Middle Eastern countries are becoming more aware of the threat from climate change and the implications of global warming, an environmental expert said.
Dr Michael Mason, the director of the Middle East Centre at the London School of Economics, said the rise in awareness was reflected by public messaging from places including the UAE.
“Some countries are taking quite seriously climate change communication,” he said in a webinar organised by the Council for Arab-British Understanding, a not-for-profit organisation in London.
Dr Mason, who is also an associate of LSE’s Grantham Research Institute for Climate Change and the Environment, referenced a picture from the UAE’s National Environment Day that showed children promoting greener decisions.
He said it served to highlight the “extent to which younger generations are educated about energy efficiency and climate change”.
Dr Mason also cited the changing nature of news reporting from the Middle East, noting “that climate change coverage in the region has traditionally been featured as foreign news, talking about international climate change negotiations”.
“But in recent years you’re seeing more and more an awareness of this is something that has domestic implications,” he said
“There’s a perception in the region that climate change is an issue.”
Research on climate attitudes, published in January, found that 64 per cent of those surveyed from eight countries in the Mena region believed that climate change was a global emergency.
The study by the UN Development Programme polled people in Algeria, Djibouti, Egypt, Iraq, Jordan, Morocco, Sudan and Tunisia.
The UAE has offered to host the UN climate summit Cop28 in 2023 and has received support from Bahrain and Jordan, among others.

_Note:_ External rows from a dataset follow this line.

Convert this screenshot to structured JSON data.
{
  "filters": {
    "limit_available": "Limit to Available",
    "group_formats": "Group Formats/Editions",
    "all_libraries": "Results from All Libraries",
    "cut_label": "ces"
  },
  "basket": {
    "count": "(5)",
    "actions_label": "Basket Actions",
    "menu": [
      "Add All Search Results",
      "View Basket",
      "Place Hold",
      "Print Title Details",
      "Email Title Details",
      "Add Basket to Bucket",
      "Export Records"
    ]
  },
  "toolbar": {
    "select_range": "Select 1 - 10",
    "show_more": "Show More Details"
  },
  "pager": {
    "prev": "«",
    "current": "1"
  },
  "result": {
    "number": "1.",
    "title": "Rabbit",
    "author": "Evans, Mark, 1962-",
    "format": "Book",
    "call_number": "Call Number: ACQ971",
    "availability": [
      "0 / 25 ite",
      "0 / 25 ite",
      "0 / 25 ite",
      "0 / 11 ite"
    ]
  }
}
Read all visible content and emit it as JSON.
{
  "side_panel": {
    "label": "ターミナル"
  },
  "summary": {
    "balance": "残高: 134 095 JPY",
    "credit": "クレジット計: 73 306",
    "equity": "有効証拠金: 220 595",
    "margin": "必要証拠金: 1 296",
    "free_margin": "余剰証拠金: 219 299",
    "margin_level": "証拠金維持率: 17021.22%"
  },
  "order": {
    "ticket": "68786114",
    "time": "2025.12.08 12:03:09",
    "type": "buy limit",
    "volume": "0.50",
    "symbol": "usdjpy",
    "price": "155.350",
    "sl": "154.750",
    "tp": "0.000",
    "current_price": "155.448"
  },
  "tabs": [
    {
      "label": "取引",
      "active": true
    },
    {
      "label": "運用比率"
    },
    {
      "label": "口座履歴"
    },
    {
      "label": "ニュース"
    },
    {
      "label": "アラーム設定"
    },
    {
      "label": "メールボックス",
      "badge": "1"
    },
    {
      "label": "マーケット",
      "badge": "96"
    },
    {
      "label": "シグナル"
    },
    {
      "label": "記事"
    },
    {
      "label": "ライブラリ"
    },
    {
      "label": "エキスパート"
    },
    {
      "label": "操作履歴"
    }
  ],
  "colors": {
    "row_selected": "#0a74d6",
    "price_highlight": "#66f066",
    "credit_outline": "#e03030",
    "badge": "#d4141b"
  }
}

John Kerry, the US special presidential envoy for climate, said he saw “strong arguments” for the UAE’s candidacy.